That’s right, kids. Not only did we not go into debt, we continued to pay down our existing debt and save money on top of everything else. #humblebrag

And you know what this tells me? It tells me that if WE can do this, then truly, anyone can. I only wish we’d started sooner.

How about everyone else? Did you manage to stay on track financially over the holidays?

Until next time,


Wants VS. Needs


When you’re living on a budget it is extremely important to be able to distinguish your wants vs. needs. So many of us (Todd and I included) fall into the trap of referring to things we “want” as things that we “need”. The truth is, when we stop to really examine our budget, the list of needs vs. the list of wants is actually a whole lot smaller.

One thing I’ve noticed since implementing our new budget is that I’m stopping to ask myself a little more often, “Is this something that I need to buy, or is it just something that I want?” Asking myself this small question has actually prevented me from spending money needlessly on more than one occasion, and that self-restraint has actually left me feeling pretty darned, too. Who knew?

Now, it needs to be said that there’s certainly nothing wrong with indulging in a few “wants” here and there. I think that most of us need a little indulgence now and then, even those of us living on a budget. Heck, especially those of us living on a budget! I know that some people out there are great with the whole “extreme self-restraint” thing, but Todd and I are definitely not among them. We’re all about taking small, manageable steps with all of this. So although I may have walked away from a tempting shoe sale recently because I didn’t actually need any of the shoes I tried on *cough* humblebrag *cough*, I have made some other “purely wants” purchases in the last few weeks, just for the purpose of treating myself a little.

Spending your hard earned money on things only becomes a problem when a) you can’t distinguish between wants and needs and b) you don’t have the money to pay for all those wants.

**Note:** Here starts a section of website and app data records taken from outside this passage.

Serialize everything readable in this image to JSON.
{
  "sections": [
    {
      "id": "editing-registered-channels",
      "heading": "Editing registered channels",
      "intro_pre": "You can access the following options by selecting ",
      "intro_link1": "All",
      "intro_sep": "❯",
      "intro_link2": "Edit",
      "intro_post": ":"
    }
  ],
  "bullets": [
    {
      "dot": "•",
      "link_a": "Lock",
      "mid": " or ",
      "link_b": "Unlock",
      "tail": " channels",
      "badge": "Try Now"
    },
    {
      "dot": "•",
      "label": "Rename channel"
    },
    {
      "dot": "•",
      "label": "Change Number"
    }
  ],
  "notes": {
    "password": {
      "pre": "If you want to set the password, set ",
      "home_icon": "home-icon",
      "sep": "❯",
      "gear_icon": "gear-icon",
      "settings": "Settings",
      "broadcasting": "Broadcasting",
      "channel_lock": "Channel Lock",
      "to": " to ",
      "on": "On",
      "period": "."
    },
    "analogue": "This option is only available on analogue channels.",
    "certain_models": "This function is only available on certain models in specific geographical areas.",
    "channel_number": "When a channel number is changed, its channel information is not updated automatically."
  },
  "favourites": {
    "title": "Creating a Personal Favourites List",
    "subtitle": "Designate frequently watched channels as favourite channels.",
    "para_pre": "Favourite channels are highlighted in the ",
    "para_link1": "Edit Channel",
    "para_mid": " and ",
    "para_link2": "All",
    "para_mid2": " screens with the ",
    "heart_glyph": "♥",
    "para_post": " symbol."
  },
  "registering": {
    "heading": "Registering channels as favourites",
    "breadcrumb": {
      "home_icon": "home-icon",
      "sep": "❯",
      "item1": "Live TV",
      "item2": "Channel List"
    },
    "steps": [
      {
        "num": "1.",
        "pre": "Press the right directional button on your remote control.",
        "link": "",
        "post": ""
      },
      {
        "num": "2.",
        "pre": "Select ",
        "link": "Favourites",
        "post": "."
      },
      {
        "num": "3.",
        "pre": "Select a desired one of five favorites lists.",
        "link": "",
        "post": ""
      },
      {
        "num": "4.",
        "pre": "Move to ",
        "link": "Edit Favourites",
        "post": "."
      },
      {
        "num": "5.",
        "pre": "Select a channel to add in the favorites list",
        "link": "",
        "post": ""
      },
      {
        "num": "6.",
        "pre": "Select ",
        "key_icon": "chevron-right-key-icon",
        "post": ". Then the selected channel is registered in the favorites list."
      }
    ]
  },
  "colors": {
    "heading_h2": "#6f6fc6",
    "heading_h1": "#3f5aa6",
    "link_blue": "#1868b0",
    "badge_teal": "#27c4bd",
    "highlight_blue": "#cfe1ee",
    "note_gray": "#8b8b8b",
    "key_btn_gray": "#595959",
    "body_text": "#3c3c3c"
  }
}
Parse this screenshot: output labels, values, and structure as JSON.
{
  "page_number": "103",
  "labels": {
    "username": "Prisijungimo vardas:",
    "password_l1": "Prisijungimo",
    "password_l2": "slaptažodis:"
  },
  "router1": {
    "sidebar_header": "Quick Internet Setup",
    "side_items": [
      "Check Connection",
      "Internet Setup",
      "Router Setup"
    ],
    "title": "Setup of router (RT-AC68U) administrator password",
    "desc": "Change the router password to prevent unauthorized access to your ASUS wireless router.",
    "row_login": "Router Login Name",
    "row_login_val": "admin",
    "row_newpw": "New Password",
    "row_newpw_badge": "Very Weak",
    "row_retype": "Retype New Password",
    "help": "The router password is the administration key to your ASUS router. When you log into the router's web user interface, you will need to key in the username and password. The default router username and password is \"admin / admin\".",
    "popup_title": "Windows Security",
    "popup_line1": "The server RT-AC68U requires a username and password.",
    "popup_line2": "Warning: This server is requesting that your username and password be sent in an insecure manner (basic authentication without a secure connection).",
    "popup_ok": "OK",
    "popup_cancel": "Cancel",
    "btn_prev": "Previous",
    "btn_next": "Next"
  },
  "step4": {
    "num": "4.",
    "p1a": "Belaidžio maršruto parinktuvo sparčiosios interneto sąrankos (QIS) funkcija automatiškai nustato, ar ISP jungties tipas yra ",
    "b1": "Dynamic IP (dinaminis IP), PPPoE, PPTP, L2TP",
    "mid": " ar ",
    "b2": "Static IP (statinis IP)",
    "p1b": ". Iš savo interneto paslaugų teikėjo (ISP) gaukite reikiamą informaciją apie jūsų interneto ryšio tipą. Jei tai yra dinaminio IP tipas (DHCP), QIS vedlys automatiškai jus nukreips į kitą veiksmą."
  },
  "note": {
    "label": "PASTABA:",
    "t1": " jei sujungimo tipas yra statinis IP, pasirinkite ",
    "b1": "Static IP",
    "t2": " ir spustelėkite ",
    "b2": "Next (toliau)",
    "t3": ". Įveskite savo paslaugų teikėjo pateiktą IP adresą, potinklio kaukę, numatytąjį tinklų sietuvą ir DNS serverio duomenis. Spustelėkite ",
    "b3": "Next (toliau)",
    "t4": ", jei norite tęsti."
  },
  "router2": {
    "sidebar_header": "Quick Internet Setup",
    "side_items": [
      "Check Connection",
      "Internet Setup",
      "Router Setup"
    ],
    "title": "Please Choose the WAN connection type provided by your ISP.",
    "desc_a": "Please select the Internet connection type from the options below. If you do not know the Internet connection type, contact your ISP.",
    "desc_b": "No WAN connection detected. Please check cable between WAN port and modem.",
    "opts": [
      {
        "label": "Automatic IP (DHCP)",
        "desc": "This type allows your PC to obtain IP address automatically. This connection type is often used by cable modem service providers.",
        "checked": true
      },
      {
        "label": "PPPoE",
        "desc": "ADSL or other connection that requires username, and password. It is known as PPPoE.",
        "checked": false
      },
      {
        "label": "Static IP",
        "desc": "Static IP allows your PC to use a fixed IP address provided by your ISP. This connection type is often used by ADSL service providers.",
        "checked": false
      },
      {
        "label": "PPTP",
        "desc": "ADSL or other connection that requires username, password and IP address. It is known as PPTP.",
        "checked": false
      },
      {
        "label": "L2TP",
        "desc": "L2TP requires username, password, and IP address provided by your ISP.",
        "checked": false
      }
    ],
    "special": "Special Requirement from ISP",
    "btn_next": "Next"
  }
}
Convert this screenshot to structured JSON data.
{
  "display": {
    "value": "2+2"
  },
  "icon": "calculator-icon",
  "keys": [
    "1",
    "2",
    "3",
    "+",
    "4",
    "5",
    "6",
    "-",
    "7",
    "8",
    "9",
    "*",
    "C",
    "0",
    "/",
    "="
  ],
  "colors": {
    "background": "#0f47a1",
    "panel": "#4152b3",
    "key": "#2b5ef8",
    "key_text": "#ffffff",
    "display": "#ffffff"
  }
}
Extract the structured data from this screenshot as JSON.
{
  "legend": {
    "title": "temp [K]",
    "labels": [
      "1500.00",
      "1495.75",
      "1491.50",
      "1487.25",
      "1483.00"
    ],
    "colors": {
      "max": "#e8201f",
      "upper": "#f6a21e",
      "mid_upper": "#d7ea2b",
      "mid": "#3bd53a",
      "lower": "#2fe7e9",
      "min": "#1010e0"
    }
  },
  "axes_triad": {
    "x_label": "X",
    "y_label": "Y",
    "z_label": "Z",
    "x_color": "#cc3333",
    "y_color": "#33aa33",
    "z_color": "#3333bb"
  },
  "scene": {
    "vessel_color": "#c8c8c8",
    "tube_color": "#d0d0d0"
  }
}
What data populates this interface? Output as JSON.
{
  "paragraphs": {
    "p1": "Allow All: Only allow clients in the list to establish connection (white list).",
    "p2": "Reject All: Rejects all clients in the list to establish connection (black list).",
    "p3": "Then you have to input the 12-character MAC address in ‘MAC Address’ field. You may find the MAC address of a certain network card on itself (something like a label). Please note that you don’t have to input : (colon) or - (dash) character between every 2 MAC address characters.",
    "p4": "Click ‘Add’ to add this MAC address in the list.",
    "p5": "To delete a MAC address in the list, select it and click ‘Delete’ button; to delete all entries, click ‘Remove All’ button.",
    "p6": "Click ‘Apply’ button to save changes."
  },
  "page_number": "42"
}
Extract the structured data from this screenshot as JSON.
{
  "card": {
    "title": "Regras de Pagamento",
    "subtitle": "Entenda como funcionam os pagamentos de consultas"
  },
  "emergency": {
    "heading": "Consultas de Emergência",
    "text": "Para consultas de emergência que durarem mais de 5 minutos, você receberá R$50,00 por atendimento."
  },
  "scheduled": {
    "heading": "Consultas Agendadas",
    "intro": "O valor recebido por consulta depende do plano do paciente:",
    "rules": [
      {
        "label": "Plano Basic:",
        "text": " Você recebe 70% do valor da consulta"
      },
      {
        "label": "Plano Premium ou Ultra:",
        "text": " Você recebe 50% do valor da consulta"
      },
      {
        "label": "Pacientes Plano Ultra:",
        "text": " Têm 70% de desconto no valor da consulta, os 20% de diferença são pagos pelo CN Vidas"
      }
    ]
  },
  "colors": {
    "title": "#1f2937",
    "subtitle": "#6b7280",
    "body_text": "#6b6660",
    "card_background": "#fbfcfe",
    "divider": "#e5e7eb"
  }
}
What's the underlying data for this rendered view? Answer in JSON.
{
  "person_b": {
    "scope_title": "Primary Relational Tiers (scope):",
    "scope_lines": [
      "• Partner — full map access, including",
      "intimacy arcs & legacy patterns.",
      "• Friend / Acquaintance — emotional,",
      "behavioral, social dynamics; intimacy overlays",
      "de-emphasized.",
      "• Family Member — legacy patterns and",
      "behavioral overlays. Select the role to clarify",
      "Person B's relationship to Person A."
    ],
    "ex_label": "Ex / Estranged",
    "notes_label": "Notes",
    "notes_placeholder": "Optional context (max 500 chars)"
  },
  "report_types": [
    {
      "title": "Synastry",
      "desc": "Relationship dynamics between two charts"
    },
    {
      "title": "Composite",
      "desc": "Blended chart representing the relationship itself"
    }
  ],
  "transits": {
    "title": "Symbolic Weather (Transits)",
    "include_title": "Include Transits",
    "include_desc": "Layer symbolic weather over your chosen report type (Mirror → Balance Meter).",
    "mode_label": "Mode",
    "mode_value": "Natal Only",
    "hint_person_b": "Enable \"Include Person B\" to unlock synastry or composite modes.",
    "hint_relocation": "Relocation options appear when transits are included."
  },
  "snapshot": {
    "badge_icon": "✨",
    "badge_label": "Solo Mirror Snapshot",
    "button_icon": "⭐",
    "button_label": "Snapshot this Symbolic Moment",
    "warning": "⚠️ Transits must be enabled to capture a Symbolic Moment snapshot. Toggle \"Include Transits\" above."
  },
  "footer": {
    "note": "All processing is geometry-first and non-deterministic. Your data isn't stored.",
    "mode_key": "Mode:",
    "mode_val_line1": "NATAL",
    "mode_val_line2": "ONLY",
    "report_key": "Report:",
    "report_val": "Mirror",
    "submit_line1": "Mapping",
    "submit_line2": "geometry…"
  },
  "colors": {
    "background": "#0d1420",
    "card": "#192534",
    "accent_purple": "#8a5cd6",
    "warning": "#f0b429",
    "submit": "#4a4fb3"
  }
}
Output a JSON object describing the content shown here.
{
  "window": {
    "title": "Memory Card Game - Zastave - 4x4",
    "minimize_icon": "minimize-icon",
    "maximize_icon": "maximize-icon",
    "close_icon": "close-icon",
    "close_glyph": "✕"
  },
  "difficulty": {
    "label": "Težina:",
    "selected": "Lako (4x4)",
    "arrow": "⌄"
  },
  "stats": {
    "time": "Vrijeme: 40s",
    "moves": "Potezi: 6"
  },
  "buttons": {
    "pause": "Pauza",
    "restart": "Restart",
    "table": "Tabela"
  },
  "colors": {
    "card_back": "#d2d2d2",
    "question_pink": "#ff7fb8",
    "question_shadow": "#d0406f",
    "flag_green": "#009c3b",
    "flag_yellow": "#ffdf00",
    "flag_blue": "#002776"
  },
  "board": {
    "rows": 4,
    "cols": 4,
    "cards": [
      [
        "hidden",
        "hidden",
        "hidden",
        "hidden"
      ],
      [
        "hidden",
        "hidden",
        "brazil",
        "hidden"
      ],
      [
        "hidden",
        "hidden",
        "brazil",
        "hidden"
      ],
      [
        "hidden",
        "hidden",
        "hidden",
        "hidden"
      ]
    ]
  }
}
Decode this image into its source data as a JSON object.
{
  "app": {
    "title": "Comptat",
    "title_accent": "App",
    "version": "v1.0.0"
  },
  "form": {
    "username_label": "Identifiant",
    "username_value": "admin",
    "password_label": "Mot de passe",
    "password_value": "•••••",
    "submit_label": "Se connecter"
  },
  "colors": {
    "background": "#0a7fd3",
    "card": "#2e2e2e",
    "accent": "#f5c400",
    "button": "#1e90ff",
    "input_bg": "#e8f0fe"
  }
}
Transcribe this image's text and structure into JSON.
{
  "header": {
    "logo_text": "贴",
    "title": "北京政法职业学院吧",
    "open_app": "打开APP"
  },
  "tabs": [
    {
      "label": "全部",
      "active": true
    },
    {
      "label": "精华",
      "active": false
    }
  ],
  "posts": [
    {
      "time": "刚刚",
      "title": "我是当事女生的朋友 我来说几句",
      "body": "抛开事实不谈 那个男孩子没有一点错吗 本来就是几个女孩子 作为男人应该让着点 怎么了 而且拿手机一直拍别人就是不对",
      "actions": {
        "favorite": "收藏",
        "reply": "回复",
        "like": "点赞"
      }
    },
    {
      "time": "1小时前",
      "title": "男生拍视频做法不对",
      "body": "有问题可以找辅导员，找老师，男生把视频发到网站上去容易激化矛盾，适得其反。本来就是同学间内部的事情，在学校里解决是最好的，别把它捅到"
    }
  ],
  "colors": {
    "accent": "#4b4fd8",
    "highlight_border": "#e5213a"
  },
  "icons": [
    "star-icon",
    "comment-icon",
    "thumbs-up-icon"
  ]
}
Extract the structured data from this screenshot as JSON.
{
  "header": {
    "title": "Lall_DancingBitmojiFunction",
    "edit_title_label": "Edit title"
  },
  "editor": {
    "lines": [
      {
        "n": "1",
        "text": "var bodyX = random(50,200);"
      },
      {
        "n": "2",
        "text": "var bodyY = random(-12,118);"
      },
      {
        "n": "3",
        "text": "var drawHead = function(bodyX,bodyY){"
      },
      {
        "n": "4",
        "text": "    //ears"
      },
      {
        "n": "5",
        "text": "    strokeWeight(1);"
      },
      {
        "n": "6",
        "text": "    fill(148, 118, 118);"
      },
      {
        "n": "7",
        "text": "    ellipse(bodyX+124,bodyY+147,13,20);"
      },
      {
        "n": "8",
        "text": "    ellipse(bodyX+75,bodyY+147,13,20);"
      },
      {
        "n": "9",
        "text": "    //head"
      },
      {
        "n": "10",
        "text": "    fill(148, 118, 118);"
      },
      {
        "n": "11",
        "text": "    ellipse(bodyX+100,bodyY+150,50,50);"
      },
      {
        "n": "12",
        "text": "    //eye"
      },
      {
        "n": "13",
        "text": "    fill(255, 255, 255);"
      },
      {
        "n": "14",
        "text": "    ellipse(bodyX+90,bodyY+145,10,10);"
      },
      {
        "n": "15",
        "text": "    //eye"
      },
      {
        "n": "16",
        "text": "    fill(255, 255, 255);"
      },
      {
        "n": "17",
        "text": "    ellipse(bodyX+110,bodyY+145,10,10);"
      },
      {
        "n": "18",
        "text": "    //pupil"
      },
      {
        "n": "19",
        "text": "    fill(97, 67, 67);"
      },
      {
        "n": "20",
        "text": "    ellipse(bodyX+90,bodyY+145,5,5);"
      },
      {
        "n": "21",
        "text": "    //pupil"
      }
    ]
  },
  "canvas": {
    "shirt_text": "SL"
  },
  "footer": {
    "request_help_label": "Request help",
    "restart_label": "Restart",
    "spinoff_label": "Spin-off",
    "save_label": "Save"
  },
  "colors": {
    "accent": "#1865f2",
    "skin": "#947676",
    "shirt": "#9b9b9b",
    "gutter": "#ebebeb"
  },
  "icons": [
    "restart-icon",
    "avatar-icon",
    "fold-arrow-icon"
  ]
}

It’s so easy to justify purchases by telling yourself, “But I NEED that!” when it comes to that shiny new whatever that is calling your name. That’s definitely how Todd and I got ourselves into this spot with more consumer debt than we want, and I’m pretty sure we’re not alone in that. Now that I stop to really consider if an item is something I truly need or just want, it’s a whole lot easier to walk away from something when I don’t have the cash available for it, instead of just whipping out that credit card like I did so many times before. Sure, I may want a new pair of shoes, but with all the pairs I’ve got at home, I certainly don’t need any more.

Just one small change in wording has gone a long way in changing my perspective.

Until next time,